══ Raw data

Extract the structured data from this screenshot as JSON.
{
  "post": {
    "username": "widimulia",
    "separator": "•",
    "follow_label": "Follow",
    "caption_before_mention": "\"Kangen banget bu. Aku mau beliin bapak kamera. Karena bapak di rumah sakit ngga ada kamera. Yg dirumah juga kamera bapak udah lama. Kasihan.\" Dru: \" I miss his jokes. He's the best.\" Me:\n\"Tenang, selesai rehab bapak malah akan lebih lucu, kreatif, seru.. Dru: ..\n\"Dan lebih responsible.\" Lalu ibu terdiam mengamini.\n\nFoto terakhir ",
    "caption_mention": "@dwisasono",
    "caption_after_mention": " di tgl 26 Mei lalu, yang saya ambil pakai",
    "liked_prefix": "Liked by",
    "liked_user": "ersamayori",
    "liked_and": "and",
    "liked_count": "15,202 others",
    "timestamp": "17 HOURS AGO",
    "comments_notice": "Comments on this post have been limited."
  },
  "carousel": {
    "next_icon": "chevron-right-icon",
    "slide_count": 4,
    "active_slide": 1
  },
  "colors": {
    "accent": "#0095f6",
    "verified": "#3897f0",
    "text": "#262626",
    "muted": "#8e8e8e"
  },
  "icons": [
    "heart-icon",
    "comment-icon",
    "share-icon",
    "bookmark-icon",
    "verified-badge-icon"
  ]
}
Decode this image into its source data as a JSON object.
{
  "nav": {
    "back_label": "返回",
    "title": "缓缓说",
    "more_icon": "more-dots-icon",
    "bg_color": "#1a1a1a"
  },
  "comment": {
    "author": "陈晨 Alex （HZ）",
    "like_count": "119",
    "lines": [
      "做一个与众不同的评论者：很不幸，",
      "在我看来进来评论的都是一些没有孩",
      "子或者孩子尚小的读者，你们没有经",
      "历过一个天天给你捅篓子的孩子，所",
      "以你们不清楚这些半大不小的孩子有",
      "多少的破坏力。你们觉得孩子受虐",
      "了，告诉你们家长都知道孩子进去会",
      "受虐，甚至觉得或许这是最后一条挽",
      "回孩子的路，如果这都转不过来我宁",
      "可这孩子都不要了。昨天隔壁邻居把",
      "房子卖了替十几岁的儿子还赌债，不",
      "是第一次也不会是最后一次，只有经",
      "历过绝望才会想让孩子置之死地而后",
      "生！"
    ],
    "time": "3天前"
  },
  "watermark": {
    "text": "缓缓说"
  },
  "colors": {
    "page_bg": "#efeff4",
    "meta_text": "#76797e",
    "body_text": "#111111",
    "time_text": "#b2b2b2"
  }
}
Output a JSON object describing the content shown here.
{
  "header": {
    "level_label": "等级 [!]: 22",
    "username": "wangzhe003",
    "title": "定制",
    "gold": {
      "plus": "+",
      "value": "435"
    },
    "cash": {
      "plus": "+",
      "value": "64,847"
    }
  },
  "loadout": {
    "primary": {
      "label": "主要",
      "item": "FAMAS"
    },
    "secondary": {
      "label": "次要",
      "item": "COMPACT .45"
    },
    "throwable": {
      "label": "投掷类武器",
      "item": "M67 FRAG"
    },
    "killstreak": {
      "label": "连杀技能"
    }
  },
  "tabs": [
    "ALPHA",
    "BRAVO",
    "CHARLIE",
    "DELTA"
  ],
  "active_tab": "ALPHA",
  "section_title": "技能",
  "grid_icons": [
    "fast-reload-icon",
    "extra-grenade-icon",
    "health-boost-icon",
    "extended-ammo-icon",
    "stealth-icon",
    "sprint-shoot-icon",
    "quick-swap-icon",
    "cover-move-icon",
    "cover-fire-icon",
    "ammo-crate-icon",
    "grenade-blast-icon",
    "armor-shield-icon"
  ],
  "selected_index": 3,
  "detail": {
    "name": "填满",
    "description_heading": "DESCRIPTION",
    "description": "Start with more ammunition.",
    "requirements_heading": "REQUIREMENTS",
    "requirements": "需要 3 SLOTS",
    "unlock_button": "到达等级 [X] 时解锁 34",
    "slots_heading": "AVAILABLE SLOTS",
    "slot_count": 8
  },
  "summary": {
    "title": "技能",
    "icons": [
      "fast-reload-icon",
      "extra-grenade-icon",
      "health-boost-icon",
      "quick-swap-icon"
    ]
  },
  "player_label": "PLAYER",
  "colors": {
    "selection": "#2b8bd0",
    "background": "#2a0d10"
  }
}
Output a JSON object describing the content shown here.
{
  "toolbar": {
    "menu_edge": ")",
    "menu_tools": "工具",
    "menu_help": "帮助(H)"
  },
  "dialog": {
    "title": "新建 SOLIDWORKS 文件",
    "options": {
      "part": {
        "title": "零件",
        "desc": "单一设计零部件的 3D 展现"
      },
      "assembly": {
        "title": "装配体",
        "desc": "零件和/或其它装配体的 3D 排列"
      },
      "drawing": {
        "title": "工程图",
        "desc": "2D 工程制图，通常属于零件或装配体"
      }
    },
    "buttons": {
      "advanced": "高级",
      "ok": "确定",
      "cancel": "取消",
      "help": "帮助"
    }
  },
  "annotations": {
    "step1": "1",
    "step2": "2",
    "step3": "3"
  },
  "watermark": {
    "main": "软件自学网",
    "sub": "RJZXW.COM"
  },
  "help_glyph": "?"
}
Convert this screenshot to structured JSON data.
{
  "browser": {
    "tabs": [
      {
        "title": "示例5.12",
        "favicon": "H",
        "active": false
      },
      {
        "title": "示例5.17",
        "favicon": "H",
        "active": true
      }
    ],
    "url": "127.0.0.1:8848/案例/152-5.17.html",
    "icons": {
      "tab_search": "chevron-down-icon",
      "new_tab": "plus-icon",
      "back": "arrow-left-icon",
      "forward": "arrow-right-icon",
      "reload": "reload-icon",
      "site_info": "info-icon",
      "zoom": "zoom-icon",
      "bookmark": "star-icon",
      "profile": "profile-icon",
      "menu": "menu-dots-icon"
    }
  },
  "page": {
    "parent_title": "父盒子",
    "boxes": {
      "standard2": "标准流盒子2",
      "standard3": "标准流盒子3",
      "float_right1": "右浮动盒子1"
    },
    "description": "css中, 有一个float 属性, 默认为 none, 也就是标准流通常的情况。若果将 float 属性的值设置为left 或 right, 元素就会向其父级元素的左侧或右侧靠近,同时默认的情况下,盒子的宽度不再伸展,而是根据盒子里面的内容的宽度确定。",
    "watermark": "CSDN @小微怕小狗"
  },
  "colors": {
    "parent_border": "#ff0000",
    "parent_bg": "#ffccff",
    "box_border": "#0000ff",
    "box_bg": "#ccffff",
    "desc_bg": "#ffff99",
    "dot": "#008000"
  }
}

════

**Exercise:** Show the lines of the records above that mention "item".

**Task result:**
      "item": "FAMAS"
      "item": "COMPACT .45"
      "item": "M67 FRAG"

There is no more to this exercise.